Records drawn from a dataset
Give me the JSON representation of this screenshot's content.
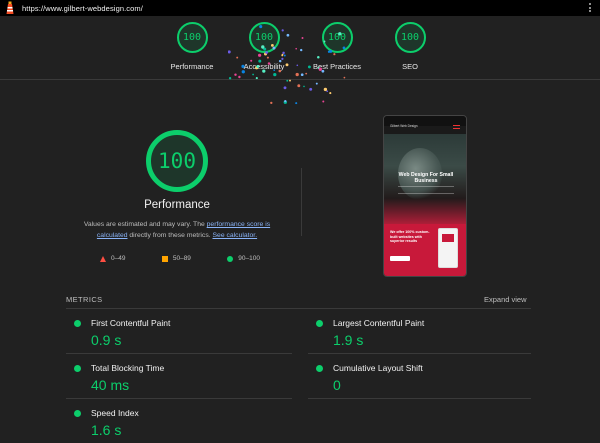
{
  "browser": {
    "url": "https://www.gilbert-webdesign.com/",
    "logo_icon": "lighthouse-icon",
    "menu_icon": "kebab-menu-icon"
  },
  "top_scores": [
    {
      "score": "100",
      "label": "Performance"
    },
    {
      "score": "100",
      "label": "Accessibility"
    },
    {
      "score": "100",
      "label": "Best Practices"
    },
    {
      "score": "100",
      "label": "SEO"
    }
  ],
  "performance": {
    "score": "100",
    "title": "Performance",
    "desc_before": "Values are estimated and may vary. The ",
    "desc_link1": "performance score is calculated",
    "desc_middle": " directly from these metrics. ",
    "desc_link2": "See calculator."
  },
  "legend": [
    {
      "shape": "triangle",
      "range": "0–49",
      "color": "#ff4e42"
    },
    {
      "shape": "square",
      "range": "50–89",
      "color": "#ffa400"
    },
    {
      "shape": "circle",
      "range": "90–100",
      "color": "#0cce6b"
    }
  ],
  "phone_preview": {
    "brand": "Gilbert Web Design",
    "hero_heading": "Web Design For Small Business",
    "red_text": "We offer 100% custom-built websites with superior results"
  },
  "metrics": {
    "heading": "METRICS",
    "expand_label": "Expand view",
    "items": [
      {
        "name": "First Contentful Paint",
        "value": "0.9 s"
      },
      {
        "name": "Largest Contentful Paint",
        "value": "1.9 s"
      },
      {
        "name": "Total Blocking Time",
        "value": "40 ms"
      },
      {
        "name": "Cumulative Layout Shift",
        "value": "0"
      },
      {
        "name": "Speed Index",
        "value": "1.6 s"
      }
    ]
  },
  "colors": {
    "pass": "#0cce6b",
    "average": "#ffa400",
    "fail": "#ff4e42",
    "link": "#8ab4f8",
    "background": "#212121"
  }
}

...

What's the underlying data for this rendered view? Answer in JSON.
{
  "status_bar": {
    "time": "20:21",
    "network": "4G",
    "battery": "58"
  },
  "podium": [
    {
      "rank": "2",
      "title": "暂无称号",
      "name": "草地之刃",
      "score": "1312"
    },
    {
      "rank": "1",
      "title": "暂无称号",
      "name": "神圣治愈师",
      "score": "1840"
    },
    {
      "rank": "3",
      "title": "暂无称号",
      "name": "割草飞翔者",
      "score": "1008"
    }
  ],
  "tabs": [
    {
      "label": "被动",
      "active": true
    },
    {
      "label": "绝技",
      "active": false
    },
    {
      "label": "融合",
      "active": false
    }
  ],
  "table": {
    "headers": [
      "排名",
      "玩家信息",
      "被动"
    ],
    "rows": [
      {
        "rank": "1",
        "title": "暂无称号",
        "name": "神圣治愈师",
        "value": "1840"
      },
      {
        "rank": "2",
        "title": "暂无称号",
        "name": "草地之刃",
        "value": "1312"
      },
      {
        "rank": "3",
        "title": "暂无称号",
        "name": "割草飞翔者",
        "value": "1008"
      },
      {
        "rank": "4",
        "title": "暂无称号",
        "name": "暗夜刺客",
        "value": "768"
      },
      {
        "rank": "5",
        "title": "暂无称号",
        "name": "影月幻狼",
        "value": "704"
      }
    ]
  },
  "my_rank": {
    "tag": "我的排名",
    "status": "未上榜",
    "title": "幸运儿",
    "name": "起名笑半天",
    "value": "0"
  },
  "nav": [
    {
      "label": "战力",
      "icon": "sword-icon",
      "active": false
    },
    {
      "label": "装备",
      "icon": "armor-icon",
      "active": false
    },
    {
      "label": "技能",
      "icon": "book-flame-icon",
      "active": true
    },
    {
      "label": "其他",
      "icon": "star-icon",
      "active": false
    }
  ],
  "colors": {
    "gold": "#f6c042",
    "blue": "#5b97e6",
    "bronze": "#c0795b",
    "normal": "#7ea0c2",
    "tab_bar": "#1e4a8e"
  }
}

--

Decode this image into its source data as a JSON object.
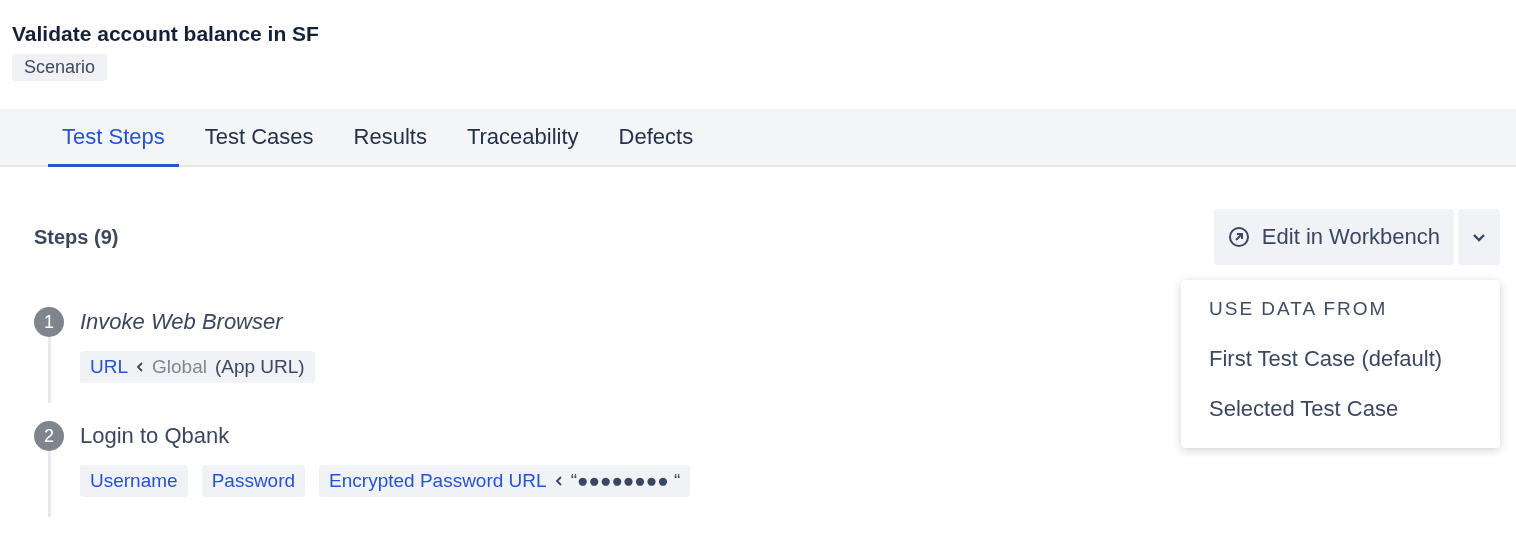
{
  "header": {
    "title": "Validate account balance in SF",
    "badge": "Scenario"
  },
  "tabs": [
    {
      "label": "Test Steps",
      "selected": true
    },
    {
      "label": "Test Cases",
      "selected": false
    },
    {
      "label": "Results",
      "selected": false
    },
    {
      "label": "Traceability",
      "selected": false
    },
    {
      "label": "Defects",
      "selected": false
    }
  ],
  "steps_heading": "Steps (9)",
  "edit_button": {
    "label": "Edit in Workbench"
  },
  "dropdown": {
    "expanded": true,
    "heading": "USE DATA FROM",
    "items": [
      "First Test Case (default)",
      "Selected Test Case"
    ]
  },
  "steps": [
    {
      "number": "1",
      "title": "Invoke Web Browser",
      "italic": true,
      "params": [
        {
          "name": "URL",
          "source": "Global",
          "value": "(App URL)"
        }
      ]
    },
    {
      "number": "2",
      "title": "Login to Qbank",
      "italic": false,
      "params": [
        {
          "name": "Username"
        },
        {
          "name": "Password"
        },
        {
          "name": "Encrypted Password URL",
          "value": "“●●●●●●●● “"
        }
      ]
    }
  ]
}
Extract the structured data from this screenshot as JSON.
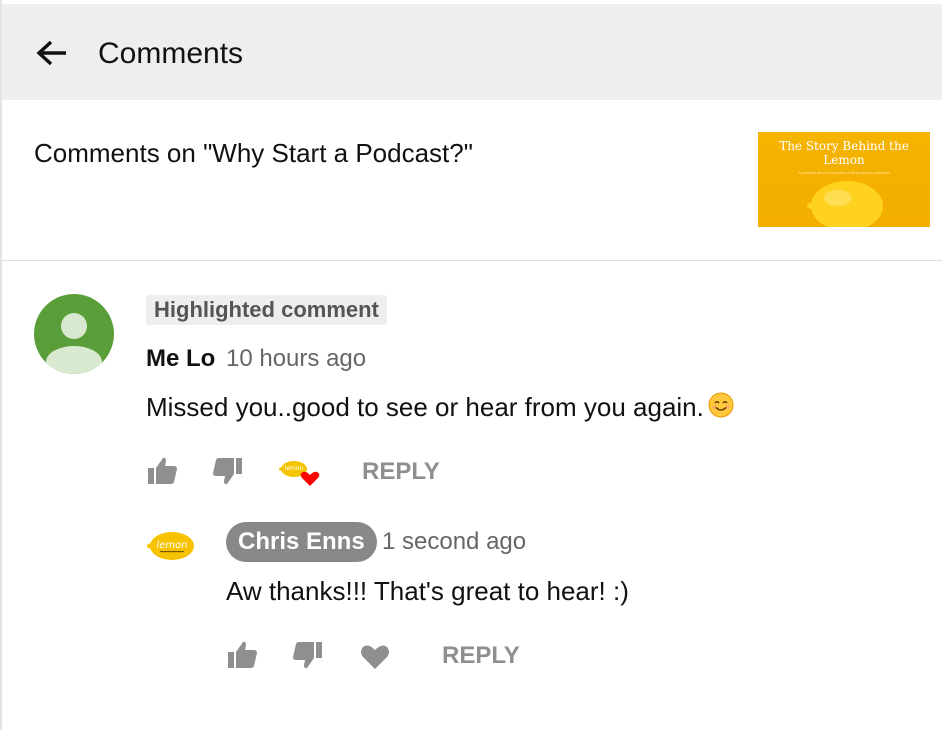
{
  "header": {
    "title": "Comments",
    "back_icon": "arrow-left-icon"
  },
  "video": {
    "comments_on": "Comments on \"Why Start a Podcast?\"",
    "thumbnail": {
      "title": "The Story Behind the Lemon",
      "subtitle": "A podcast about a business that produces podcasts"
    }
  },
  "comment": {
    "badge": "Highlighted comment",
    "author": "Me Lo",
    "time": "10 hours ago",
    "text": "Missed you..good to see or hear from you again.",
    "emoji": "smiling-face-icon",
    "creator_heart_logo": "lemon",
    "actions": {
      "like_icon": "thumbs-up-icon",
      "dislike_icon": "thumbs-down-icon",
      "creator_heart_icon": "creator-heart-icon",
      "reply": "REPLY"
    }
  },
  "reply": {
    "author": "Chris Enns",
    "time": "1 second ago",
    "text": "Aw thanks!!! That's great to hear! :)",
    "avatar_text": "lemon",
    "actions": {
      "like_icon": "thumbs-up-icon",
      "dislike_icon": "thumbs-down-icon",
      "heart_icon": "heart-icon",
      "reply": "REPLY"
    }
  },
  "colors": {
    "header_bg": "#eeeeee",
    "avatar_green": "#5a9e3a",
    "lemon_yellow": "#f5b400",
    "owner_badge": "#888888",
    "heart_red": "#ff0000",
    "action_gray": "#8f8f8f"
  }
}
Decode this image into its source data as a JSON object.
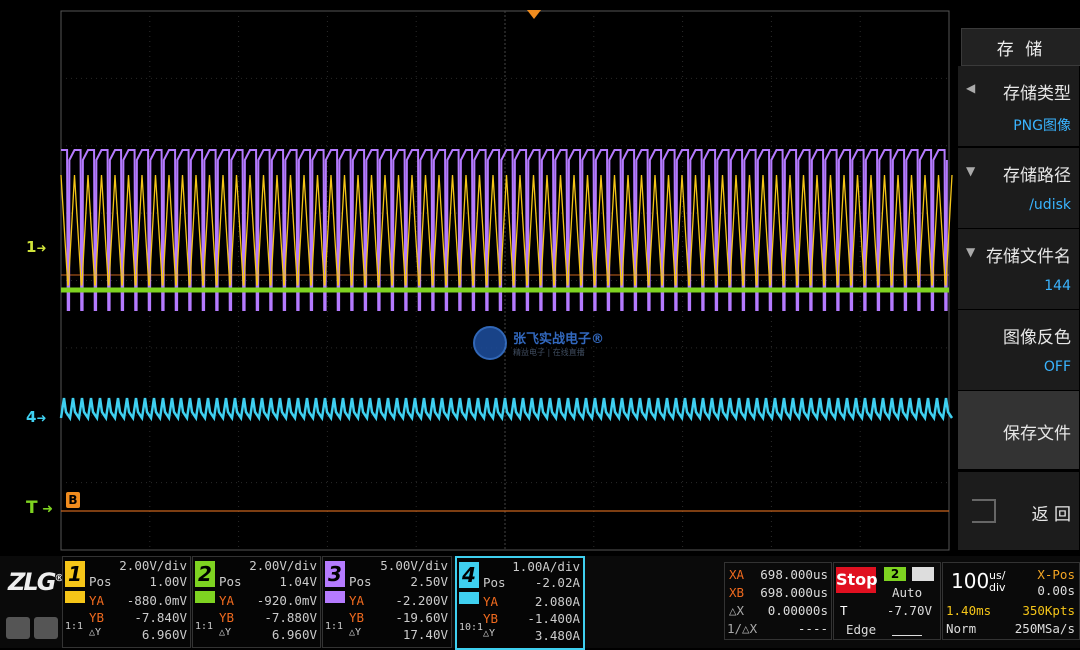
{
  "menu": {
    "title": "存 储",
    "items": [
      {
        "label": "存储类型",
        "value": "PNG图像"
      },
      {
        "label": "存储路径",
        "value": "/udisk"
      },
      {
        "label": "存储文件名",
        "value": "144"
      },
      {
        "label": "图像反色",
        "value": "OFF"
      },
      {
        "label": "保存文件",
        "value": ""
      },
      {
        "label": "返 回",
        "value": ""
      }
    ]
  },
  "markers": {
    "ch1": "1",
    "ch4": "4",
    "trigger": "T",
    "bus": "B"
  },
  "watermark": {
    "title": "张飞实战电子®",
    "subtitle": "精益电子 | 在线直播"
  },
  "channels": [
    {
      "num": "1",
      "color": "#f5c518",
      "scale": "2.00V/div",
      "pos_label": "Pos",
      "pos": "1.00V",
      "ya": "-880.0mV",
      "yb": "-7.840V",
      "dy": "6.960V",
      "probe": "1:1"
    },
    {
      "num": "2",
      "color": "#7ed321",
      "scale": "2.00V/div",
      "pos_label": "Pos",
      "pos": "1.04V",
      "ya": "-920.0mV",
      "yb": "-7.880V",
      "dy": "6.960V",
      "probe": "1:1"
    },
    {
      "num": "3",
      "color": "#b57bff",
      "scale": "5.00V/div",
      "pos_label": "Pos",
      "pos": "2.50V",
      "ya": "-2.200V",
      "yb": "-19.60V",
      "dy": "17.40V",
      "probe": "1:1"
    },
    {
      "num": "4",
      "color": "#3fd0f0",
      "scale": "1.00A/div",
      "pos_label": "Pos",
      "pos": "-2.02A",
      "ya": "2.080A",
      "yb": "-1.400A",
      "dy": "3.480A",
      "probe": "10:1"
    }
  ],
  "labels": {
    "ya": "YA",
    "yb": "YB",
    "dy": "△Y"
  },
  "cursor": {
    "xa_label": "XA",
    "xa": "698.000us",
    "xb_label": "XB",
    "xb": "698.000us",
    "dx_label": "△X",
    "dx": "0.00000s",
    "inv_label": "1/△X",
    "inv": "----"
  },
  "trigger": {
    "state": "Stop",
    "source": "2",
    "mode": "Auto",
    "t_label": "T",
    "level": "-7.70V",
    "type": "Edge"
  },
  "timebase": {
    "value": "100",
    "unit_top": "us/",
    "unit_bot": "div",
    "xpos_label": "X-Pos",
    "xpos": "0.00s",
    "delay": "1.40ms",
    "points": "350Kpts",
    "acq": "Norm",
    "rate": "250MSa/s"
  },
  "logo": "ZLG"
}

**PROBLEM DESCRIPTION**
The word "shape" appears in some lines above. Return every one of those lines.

**YOUR RESPONSE**
      "shape": "triangle",
      "shape": "square",
      "shape": "circle",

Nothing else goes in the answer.